“Well, gentlemen, it is not our form or mode of government, nor yet the body of our laws, that we are quarreling with, but with the malpractice of the officers of our county courts, and the abuses we suffer by those that are empowered to manage our public affairs; this is the grievance, gentlemen, that demands our serious attention. And I shall show you that most notorious and intolerable abuses have crept into the practice of the law in this county, and I doubt not into other counties also; though that does not concern us.
In the first place, there is a law which provides, that every lawyer shall take no more than fifteen shillings for his fee in the County Court. Well, gentlemen, which of you has had his business done for fifteen shillings? they exact thirty for every cause; and three, four and five Pounds for every cause attended with the least difficulty; and, in the Superior Court, they exact as fees, almost as many hundreds and laugh at us for our stupidity and tame submission to these damn'd, &c.
Again, a poor man gives his judgment bond for five Pounds; which bond is by the creditor thrown into court. The clerk of the county has to enter it on the docket, and issue execution, the work of one long minute, for which the poor man has to pay the trifling sum of forty one shillings and five pence. The clerk, in consideration of his being a poor man, takes it out in work, at eighteen pence a day. The poor man works some more than twenty-seven days to pay for this one minute's writing.
Well, the poor man reflects thus: At this rate when shall I get to labor for my family! I have a wife and a parcel of small children suffering at home, and here I have lost a whole month, I don't know for what, for my merchant or creditor, is as far from being paid as ever. However I will go home now and try and do what I can. Stay neighbor, you have not half done yet. There is a damn'd lawyer's mouth to stop yet, for you empowered him to confess that you owed this five Pounds and you have thirty shillings to pay for that or go and work nineteen days more; and then you must go and
I believe there are few of you who have not felt the weight of these iron fists. And I hope there are none of you but will lend a hand towards bringing about this necessary work, (viz: a reformation): And in order to bring it about effectually, we must proceed with circumspection, not fearful, but careful.
First, let us be careful to keep sober—do nothing rashly—act with deliberation.
Secondly, let us do nothing against the known established laws of our land—that we appear not as a faction endeavoring to subvert the laws, and overturn the system of our government.
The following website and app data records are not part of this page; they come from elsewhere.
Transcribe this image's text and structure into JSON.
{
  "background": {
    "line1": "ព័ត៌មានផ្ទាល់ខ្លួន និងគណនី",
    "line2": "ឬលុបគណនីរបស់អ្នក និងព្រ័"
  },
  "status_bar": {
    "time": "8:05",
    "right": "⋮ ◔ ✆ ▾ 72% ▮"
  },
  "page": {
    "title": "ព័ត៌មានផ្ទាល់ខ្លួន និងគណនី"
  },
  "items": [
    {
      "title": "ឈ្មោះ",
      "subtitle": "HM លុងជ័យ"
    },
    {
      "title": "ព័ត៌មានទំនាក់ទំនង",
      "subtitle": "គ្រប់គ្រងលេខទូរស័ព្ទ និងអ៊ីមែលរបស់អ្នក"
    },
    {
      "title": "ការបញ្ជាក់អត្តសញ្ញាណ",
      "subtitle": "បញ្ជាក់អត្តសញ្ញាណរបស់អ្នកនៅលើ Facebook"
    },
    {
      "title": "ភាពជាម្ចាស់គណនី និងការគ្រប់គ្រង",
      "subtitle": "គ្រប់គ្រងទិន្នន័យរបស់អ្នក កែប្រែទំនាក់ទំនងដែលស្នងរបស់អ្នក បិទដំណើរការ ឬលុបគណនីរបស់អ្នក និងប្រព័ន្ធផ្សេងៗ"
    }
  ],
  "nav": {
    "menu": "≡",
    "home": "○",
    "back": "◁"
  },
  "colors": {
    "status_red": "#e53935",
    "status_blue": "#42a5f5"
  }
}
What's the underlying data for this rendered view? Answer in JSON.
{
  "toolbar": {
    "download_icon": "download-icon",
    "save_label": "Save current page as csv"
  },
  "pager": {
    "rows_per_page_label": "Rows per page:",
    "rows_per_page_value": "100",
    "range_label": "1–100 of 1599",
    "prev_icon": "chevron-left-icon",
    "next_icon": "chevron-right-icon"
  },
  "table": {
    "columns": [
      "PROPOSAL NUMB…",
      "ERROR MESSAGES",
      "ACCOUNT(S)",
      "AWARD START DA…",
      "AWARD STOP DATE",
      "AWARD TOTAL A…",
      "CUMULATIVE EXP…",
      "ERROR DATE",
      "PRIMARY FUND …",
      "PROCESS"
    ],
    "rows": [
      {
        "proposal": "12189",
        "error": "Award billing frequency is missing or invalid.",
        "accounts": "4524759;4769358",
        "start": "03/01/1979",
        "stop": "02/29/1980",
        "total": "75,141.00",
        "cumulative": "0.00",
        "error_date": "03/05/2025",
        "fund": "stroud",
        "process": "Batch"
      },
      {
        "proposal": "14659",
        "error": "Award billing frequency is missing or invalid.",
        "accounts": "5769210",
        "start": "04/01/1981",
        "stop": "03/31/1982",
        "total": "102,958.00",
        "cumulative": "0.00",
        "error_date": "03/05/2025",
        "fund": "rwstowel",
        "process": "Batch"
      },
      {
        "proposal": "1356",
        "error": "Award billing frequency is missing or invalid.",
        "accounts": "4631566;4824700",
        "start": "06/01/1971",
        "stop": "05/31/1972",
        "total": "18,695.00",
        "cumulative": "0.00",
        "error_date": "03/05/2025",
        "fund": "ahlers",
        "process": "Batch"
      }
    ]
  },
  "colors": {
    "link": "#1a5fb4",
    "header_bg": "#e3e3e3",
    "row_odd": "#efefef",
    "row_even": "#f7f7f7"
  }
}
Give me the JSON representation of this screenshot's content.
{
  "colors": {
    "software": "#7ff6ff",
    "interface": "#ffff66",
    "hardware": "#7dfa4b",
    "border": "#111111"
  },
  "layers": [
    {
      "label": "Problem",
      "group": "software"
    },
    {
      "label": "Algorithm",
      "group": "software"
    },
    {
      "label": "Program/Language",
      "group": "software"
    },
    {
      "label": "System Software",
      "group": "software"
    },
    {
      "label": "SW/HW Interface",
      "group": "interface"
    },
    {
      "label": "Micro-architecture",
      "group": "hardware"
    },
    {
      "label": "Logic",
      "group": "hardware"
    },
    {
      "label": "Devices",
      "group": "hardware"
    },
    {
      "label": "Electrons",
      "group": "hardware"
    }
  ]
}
But let us take care to appear what we really are, free subjects by birth, endeavoring to recover our lost native rights, and to bring them down to the standard of law.